You don't need permission to use a copyrighted work in two circumstances: (1) if you are only copying facts or ideas from the work; or (2) if your use is "fair use" (educational, research, news reporting, criticism, or public interest). Fair use is always subject to interpretation. Reference: http://www.photosecrets.com/tips.law.html
I recently got one of my photo painted by an artist at portraits on demand. They painted the painting very beautifully. According to me it can be the best gifting idea, again it adds a touch of elegance to your home interior.
A portrait is a drawing photo painting or stature of a person and a self - portrait is a drawing photo paiting or stature of the person who is painting or drawinf the photo
I know Glenn. He is an exceptional artist who now lives in Yellow Springs, OH. If you will send me a photo of the work I will ask him about it when I visit this weekend. Ray email@example.com
His style of painting is hyper-realism and photo-realism
Still looking for photo of Richard Zolan, artist. signed Elizabeth Thompson Still looking for photo of Richard Zolan, artist. signed Elizabeth Thompson
A picture can be a painting, a drawing, and a photo. A image is JUST a photo.
your photo your photo
From a newspaper photo.
Bart Rulon has written: 'Artists Photo Reference Birds (Artist's Photo Reference)' 'Painting birds step by step' -- subject(s): Birds in art, Technique, Painting
The main difference is the means by which each is accomplished. A traditional illustration is a sketch, painting, drawing, etc. A photo illustration is just that - a photo.
If someone just commented ptg on your photo and tagged a guy, it means the person has liked your photo.
His style of painting is hyper-realism and photo-realism
Show me photo, I can help you
The photo collage is from 1982, the painting from 1985..
No - simply because the painting will never be an exact copy of the photograph.

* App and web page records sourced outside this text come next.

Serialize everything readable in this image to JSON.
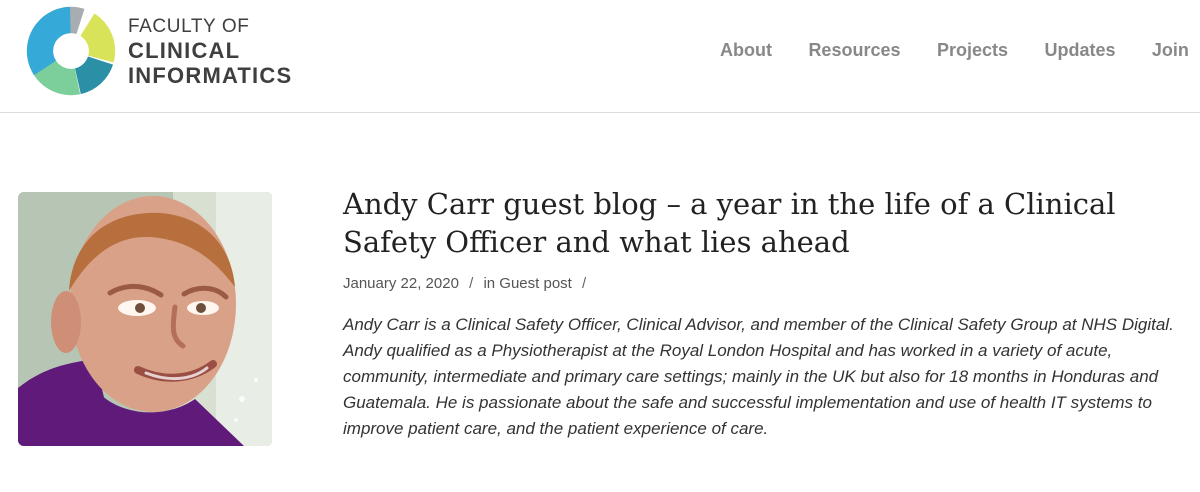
{
  "header": {
    "logo": {
      "line1": "FACULTY OF",
      "line2": "CLINICAL",
      "line3": "INFORMATICS"
    },
    "nav": [
      {
        "label": "About"
      },
      {
        "label": "Resources"
      },
      {
        "label": "Projects"
      },
      {
        "label": "Updates"
      },
      {
        "label": "Join"
      }
    ]
  },
  "post": {
    "title": "Andy Carr guest blog – a year in the life of a Clinical Safety Officer and what lies ahead",
    "date": "January 22, 2020",
    "meta_separator": "/",
    "category_prefix": "in",
    "category": "Guest post",
    "excerpt": {
      "paragraph1": "Andy Carr is a Clinical Safety Officer, Clinical Advisor, and member of the Clinical Safety Group at NHS Digital.",
      "paragraph2": "Andy qualified as a Physiotherapist at the Royal London Hospital and has worked in a variety of acute, community, intermediate and primary care settings; mainly in the UK but also for 18 months in Honduras and Guatemala. He is passionate about the safe and successful implementation and use of health IT systems to improve patient care, and the patient experience of care."
    }
  },
  "colors": {
    "logo_yellow": "#d8e35a",
    "logo_teal": "#2b8fa5",
    "logo_blue": "#35a9d7",
    "logo_green": "#7ccf9a",
    "logo_gray": "#a8adb1",
    "nav_text": "#888888",
    "title_text": "#222222"
  },
  "icons": {
    "logo": "segmented-ring-logo-icon",
    "profile": "author-portrait-image"
  }
}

• Size: Remember to take a look at the actual size of the painting and try to visualize it that big rather than the size of the photo on your computer screen.• Shape: Does the shape of the canvas (landscape or portrait) suit the subject matter? For example, a very long and thin canvas can add to the drama of a landscape.• Artist's Statement: Has the artist achieve their stated aim? Do you agree with their statement or interpretation of their painting, remembering that what the artist intends and what the viewer sees aren't always the same thing.• Title of the Painting: What is the title of the painting? What does it tell you about the painting and how does it guide your interpretation? Think about how you might have interpreted the painting if it had been called something else.• Subject Matter: What is the painting of? Is it unusual, unexpected, controversial or intriguing? Does it lend itself to comparison to work by a famous painter? Do you understand the symbolism in the painting?• Emotional Response: Does the painting generate an emotional reaction in you? What is the overall mood of the painting, and is this suitable for the subject?• Composition: How have the elements of the painting been placed? Does your eye flow across the whole painting or does one element selfishly dominate? Is the main focus of the painting slap-bang in the center of the painting (both vertically and horizontally), or off to one side? Is there anything that draws your eye into or across the painting? Also consider whether it's been slavishly copied from reality or from a photograph rather than thought put into which elements were included?• Skill: What level of technical skill does the artist display, making allowance for someone who's just starting out and someone who's an experienced artist? A beginner may not have been technically skillful in every element of their painting, but there's usually some aspect that's worth highlighting for the way it was dealt with and the potential it demonstrates.• Medium: What was used to create the painting? What has the artist done with the possibilities presented by their choice of medium?• Color: Has color been used realistically or used to convey emotion? Are the colors warm or cool and do they suit the subject? Has a restricted or monochrome palette been used (see the Monochrome Painting Project)? Have complementary colors been used in the shadows and are there reflected colors (colors 'bouncing' from one object onto another)?• Texture: It's extremely hard to see texture of a painting on a web page, but it's something that should be considered when looking at a painting in "real life".
See link below for a photo of and information about the painting.
It is a photo of an African painting owned by Ornette Coleman. I believe the painting is by the musician Twin Seven Seven.
The are only 2 villains, the Black Widow and her henchman (and assorted guards). Get the timecard from the museum guard (who is at the Clown Store) and you can get a photo of the painting being stolen. Show the photo downtown and you can pursue the thief, leading you to the discovery of the missing painting.
If you are able to create a good wall art by using an abstract painting in the middle of cluster of photo frame then why not. Try and use different sizes of photo frames; maybe even styles. Once you have created a theme in your mind, then choose an abstract painting to best suit the theme. Scores of option are available online and you must check these before finally deciding to go for this unusual wall art.
There is one photo studio VanGoth. Or do you mean van Gogh?
if your referring to the album cover, it was draw by an artist with charcoal